Changing Diversity on Campus
Native American Student Panel Discusses Life at NDSU
Published: Monday, November 19, 2012
Updated: Monday, November 19, 2012 12:11
A Native American student panel discussion addressed some major concerns of culture, influences on education and student life on campus as an event to honor Native American Heritage Month.
The panel consisted of Thomas Bluestone, president of the Native American Association on campus; Audra Stonefish, graduate student at NDSU; Derek Stonefish, brother of Audra Stonefish and graduate student at NDSU; and Iman Moore, student at NDSU.
They each commented on their life on campus since attending NDSU. The questions centered on tribal schools versus nontribal schools, student life and looking at the differences of culture on and off NDSU.
Tribal colleges and high schools are in many ways different than nontribal colleges and high schools.
“Attending a tribal college and then going to NDSU for graduate studies was a culture shock,” Audra Stonefish said. “Going to a tribal college has an atmosphere where everyone is tight knit.”
Native American students at NDSU may be feeling the same way. “Bigger schools are more diverse.
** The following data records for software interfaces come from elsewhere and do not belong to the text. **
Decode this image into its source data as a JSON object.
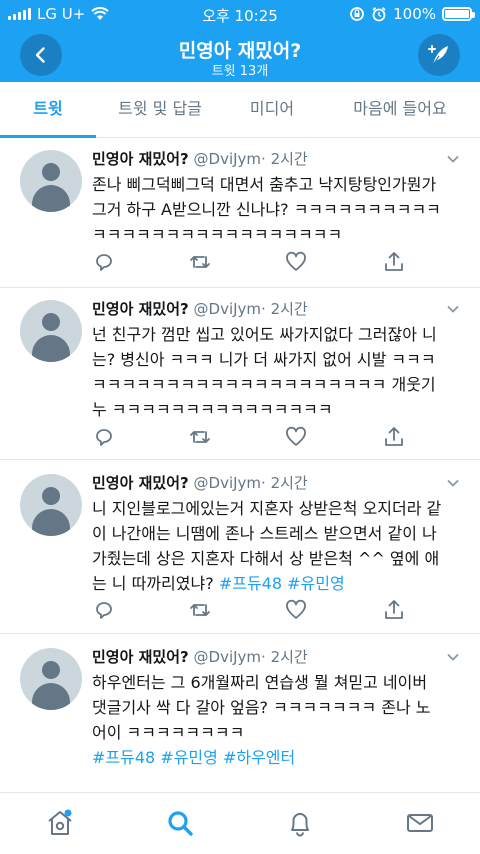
{
  "status_bar": {
    "carrier": "LG U+",
    "time": "오후 10:25",
    "battery": "100%",
    "battery_level": 1.0
  },
  "header": {
    "title": "민영아 재밌어?",
    "subtitle": "트윗 13개"
  },
  "tabs": [
    {
      "label": "트윗",
      "active": true
    },
    {
      "label": "트윗 및 답글",
      "active": false
    },
    {
      "label": "미디어",
      "active": false
    },
    {
      "label": "마음에 들어요",
      "active": false
    }
  ],
  "tweets": [
    {
      "name": "민영아 재밌어?",
      "handle": "@DviJym",
      "time": "· 2시간",
      "lines": [
        "존나 삐그덕삐그덕 대면서 춤추고 낙지탕탕인가뭔가",
        "그거 하구 A받으니깐 신나냐? ㅋㅋㅋㅋㅋㅋㅋㅋㅋㅋ",
        "ㅋㅋㅋㅋㅋㅋㅋㅋㅋㅋㅋㅋㅋㅋㅋㅋㅋ"
      ],
      "hashtags": ""
    },
    {
      "name": "민영아 재밌어?",
      "handle": "@DviJym",
      "time": "· 2시간",
      "lines": [
        "넌 친구가 껌만 씹고 있어도 싸가지없다 그러잖아 니",
        "는? 병신아 ㅋㅋㅋ 니가 더 싸가지 없어 시발 ㅋㅋㅋ",
        "ㅋㅋㅋㅋㅋㅋㅋㅋㅋㅋㅋㅋㅋㅋㅋㅋㅋㅋㅋㅋ 개웃기",
        "누 ㅋㅋㅋㅋㅋㅋㅋㅋㅋㅋㅋㅋㅋㅋㅋ"
      ],
      "hashtags": ""
    },
    {
      "name": "민영아 재밌어?",
      "handle": "@DviJym",
      "time": "· 2시간",
      "lines": [
        "니 지인블로그에있는거 지혼자 상받은척 오지더라 같",
        "이 나간애는 니땜에 존나 스트레스 받으면서 같이 나",
        "가줬는데 상은 지혼자 다해서 상 받은척 ^^  옆에 애",
        "는 니 따까리였냐?"
      ],
      "hashtags": "#프듀48 #유민영"
    },
    {
      "name": "민영아 재밌어?",
      "handle": "@DviJym",
      "time": "· 2시간",
      "lines": [
        "하우엔터는 그 6개월짜리 연습생 뭘 쳐믿고 네이버",
        "댓글기사 싹 다 갈아 엎음?  ㅋㅋㅋㅋㅋㅋㅋ 존나 노",
        "어이 ㅋㅋㅋㅋㅋㅋㅋㅋ"
      ],
      "hashtags": "#프듀48 #유민영 #하우엔터"
    }
  ],
  "colors": {
    "accent": "#1da1f2",
    "header_button": "#1b7fc3",
    "text_secondary": "#657786",
    "divider": "#e1e8ed"
  },
  "icons": {
    "back": "arrow-left-icon",
    "compose": "feather-plus-icon",
    "reply": "reply-icon",
    "retweet": "retweet-icon",
    "like": "heart-icon",
    "share": "share-icon",
    "home": "home-icon",
    "search": "search-icon",
    "notifications": "bell-icon",
    "messages": "mail-icon"
  }
}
There is less common ground with others,” she said.
NDSU has around 200 Native American students on campus. Bluestone would like to see that change.
“Native Americans have the highest dropout rate,” Bluestone said. “[We] have a responsibility to break that stigma by finishing school.”
Derek Stonefish offered new ideas to help freshmen have less of a culture shock when attending a new school of 15,000 plus students.
“We need to have a centralized place to meet, eat food, laugh and share struggles,” he said. “Children need to know we have seen the same things they have, let them know it can be overcome and it can be supported.”
Derek and Bluestone both suggest having a centralized place for Native American students to unify and identify together as a culture. “We need a way not to separate [from the rest of NDSU] but to support,” Derek said.
The panel discussed ideas of how to get students more involved right away to help them build healthier relationships and better their chances of finishing school.
“Instead of sending emails to get people to come, we need to know where people are at,” Audra said.
Derek added, “[We need to] ease into diversification. The boundaries need to be eased out of and eased into diversification on campus.”
One audience member asked what NDSU students could be doing to help Native American freshmen coming in.
Moore replied, “Just be friendly. Invite them out for coffee. People just need a friend. We love good food and humor. We don’t’ want to cut others out, we just need to see a home away from home,” said Moore.
Bluestone quoted President Barack Obama, saying, “We are moving forward. Keeping it progressive.”
November is Native American Heritage Month. For more information on events NDSU has scheduled to celebrate the Native American culture, visit www.ndsu.edu/multicultural or www.ndsu.edu/news/view/article/15802.